▶ **TASK PROMPT**: Count the lines below in which "portName" appears, then give that number by itself.

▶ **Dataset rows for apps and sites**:
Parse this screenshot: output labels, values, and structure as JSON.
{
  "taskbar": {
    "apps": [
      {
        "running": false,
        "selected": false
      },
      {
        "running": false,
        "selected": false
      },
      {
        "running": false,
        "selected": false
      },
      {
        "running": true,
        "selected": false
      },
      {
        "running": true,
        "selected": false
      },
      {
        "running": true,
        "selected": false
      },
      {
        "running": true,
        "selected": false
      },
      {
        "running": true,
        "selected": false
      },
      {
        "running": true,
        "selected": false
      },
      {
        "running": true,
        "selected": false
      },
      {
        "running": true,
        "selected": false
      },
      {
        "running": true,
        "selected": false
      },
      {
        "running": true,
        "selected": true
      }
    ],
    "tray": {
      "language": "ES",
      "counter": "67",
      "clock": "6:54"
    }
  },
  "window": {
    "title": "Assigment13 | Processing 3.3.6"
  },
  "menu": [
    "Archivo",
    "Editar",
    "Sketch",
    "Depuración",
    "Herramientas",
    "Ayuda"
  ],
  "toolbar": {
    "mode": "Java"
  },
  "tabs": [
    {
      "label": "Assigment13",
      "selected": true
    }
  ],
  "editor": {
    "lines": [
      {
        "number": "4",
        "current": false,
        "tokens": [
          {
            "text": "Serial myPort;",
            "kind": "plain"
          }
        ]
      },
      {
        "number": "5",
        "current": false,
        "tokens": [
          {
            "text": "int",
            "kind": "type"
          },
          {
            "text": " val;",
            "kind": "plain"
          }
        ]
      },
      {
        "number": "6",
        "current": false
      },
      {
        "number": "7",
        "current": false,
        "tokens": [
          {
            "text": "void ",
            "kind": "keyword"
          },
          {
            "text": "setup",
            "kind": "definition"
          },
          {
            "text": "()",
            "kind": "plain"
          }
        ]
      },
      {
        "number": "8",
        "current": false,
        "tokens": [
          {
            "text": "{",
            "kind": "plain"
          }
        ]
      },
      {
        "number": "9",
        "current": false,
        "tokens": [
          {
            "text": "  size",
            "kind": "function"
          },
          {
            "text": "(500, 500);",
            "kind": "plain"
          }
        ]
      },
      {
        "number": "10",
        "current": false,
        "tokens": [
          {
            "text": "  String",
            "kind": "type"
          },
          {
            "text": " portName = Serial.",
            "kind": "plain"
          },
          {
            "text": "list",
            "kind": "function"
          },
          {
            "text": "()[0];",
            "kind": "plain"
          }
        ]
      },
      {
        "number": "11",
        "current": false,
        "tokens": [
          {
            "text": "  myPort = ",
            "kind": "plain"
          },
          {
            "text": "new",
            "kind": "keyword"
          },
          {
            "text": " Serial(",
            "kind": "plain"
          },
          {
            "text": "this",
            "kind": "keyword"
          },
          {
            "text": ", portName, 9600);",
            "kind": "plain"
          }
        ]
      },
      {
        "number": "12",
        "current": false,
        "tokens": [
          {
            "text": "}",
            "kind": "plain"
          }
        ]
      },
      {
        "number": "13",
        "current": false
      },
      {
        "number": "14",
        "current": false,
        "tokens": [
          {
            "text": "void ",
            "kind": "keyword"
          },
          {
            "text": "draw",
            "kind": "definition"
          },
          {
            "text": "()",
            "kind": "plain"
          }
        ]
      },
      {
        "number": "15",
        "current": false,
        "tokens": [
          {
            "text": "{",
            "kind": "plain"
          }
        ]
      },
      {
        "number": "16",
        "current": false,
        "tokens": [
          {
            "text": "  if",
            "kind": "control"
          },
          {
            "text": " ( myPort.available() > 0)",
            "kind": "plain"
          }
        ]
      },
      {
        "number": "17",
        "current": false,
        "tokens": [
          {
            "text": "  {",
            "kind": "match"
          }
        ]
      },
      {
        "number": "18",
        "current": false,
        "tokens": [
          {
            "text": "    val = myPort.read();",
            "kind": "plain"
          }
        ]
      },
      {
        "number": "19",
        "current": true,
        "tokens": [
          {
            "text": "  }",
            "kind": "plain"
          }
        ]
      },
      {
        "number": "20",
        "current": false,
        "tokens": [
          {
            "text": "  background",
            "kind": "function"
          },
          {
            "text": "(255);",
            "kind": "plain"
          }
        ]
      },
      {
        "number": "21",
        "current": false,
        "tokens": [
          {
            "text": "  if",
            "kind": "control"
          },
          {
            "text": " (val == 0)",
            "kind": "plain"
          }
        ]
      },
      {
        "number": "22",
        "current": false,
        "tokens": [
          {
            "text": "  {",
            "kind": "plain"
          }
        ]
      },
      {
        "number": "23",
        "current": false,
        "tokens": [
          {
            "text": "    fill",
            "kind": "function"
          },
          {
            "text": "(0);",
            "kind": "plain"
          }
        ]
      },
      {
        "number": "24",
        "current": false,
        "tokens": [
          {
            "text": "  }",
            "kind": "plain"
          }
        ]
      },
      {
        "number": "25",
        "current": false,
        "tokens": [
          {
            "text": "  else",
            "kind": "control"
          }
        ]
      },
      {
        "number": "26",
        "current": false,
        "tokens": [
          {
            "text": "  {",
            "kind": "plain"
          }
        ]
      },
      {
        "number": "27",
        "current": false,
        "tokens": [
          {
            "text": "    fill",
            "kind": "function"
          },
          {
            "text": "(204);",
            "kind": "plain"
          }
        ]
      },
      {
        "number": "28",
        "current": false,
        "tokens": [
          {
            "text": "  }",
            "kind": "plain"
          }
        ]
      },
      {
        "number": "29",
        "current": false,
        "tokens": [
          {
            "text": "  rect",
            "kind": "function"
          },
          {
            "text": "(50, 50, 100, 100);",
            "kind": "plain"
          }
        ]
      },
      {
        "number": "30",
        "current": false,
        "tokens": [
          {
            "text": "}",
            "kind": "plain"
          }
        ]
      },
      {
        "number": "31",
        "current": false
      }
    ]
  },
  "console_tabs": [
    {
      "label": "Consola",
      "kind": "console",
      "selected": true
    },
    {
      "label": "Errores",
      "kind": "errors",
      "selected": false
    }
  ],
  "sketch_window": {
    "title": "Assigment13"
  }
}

▶ **SOLUTION TO THE EXERCISE**: 2